As fall arrived, work on the new season got under way in earnest. And although a few other people were auditioned for the part, Bill Corbett was indeed finally tapped to take over the role of Crow, even though he had absolutely no previous puppetry experience. A great admirer of Trace's remarkably subtle puppetry, it was a terrifying assignment.
"Crow has apparently had a stroke," he quipped more than once to interviewers who asked how Crow will change in the new series. "If it takes me a season to get on my feet, I'm willing to allow myself that," he said in an interview as the eighth season was just beginning. "Or never! I really do think Trace was pretty ingenious with the puppet."
But as the team geared up to begin writing, it was forced to abandon most of the projects it was pursuing elsewhere. One such project was the MST3K CD-ROM. Hampered by the departure of Trace (who had been shepherding the project), delays and cutbacks at Voyager (which was to produce the disc), it was not nearly as far along by this time as BBI had hoped. The new workload now crowded it out, and the entire project was put on hold. A few months later, when Voyager drastically cut back its CD-ROM production department, the project was scrapped altogether.
But there was also good news: BBI had cut a deal with Rhino Home Video, which was planning to begin releasing the series on video tape. Rhino officials enthusiastically promised to release as many as 20 in the first calendar year
Meanwhile, on CC, the series was beginning to sink out of sight. In September, CC moved the 5 p.m. Saturday shows to 10 a.m. At the same time, suspicions began to grow that the alleged voting on CC's website was a sham. For several months in a row, none of the movies with the highest votes appeared on the schedule. At about this time even Mike Pearce, who had long defended, or at least justified, the actions of CC programmers, seemed to throw up his hands at CC's lack of interest in the series, and his monthly schedule announcements became increasingly tinged with frustration.
In October, CC sources confirmed that there would be no Turkey Day marathon on Thanksgiving (as most MSTies had already suspected). Some CC sources said there might be a small "farewell" marathon (four episodes) at the end of December. But in December, as CC axed the Saturday morning time slot, leaving only an early Sunday morning and a wee hours Sunday night-Monday morning showing, CC also announced that it would cease showing episodes completely at the end of December. The "farewell marathon" was never mentioned.
The final episode aired on CC December 30th. The attention of fans then moved to the Sci-Fi Channel. The schedule was announced: The show would air twice each Saturday, at 4 p.m. and 11 p.m. (eastern time). Though not in prime time (except on the West Coast), it was still a very prominent placement for the series.
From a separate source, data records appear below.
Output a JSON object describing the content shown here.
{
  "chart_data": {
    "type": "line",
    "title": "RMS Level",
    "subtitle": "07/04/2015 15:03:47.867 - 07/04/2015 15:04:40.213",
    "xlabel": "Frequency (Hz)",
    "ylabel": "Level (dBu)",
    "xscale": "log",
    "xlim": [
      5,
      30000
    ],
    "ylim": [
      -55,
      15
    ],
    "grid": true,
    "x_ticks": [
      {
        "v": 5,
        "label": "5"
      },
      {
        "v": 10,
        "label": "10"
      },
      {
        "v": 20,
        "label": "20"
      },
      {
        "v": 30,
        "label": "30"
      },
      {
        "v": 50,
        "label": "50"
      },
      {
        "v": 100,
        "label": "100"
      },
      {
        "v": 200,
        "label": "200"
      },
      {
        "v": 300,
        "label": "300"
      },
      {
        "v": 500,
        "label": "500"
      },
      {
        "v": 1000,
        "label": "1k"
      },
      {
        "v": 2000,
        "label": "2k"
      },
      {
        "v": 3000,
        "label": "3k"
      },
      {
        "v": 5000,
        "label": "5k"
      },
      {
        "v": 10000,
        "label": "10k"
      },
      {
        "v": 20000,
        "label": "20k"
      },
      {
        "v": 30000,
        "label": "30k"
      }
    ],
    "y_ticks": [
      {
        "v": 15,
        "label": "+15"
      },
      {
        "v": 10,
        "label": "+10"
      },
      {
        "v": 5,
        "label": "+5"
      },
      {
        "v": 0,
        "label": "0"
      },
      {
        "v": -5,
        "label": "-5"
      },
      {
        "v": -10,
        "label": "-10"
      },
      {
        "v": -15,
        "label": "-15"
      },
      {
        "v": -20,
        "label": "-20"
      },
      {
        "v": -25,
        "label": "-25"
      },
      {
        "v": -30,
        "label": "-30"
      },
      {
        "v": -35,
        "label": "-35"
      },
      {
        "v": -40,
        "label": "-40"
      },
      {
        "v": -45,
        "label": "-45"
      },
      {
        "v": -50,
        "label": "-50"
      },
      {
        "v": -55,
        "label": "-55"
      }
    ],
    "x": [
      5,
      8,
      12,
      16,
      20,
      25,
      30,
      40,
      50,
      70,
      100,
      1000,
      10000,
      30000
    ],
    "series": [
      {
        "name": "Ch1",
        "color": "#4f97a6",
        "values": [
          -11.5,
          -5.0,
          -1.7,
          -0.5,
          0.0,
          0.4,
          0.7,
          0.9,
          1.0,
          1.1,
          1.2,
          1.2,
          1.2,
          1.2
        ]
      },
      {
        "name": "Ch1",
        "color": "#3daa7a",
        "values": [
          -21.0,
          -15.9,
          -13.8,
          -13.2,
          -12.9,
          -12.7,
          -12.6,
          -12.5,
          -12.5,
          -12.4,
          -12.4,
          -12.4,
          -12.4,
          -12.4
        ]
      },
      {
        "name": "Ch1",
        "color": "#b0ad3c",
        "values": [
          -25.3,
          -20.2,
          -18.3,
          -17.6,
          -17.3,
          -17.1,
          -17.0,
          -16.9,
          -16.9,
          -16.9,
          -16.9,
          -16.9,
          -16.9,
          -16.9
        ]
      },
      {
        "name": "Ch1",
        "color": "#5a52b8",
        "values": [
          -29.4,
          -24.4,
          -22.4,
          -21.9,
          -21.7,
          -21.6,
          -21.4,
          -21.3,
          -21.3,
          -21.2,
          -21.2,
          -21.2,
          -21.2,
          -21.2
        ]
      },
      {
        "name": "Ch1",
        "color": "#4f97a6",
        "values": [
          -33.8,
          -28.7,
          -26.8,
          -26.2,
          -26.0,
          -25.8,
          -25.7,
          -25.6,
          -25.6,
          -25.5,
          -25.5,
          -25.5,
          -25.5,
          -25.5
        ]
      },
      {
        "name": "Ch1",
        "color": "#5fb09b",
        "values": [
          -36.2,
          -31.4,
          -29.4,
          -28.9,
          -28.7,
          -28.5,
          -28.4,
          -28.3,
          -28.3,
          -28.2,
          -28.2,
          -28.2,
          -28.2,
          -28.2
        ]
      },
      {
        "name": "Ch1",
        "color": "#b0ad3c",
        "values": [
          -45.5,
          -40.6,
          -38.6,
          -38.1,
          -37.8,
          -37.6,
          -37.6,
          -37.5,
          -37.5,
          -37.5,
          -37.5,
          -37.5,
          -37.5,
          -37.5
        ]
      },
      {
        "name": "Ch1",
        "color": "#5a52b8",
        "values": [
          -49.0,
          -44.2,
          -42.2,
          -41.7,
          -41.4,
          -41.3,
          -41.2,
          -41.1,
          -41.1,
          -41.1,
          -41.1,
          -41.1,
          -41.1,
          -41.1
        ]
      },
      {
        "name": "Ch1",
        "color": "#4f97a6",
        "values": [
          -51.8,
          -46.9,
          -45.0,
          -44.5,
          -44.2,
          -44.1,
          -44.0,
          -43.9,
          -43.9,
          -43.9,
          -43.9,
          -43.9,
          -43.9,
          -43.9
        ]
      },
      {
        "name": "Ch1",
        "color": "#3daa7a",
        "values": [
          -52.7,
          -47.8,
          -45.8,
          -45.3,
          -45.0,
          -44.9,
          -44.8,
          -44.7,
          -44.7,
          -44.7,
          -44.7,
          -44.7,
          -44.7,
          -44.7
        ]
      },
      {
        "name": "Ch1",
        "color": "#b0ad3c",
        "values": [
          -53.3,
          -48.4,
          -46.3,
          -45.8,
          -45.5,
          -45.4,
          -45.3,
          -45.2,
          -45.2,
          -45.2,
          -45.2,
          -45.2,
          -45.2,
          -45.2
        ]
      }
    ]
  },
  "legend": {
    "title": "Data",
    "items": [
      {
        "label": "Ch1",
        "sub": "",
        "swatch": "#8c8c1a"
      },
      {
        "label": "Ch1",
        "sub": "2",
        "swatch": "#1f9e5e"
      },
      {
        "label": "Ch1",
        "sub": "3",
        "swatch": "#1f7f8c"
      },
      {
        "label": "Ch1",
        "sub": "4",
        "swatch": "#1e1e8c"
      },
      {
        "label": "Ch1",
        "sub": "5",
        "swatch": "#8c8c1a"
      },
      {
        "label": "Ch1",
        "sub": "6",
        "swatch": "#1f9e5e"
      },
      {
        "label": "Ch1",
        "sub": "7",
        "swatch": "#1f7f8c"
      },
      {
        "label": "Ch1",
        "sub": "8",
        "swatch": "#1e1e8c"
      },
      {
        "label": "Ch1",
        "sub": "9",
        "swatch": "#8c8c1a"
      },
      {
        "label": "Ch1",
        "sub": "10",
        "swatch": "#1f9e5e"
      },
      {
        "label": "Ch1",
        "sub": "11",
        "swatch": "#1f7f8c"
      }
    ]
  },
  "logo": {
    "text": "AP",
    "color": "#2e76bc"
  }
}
With the February 1st premiere date approaching, Sci-Fi began to get into the riffing mode. On its "Dominion" website, it introduced "Caption This!" a program that allowed web surfers to submit humorous captions to Sci-Fi programming in real time.
In late January, on the weekend before the first episode, the channel took the Caption This! concept a step further with something called MST3K: The Home Game. The channel aired Roger Corman's THE DAY THE WORLD ENDED and set up a series of Internet Relay Chat (IRC) chat rooms to allow cyberfans to submit their own riffs on the movie. Though the humor level was hit and miss, the event seemed to solidify in many minds the refreshing feeling that somebody at the Sci-Fi Channel "got it."
| Welcome! | 1984-87 | 1988 | 1988-89 | 1989-90 | 1990-91 |
| 1991-92 | 1992-93 | 1993, part 1 | 1993, part 2 | 1994, part 1 |
| 1994, part 2 | 1995, part 1 | 1995, part 2 | 1996, part 1 |
| 1996, part 2 | 1996-97 | 1997 | 1997-98 | 1999 | 2000 | Epilogue |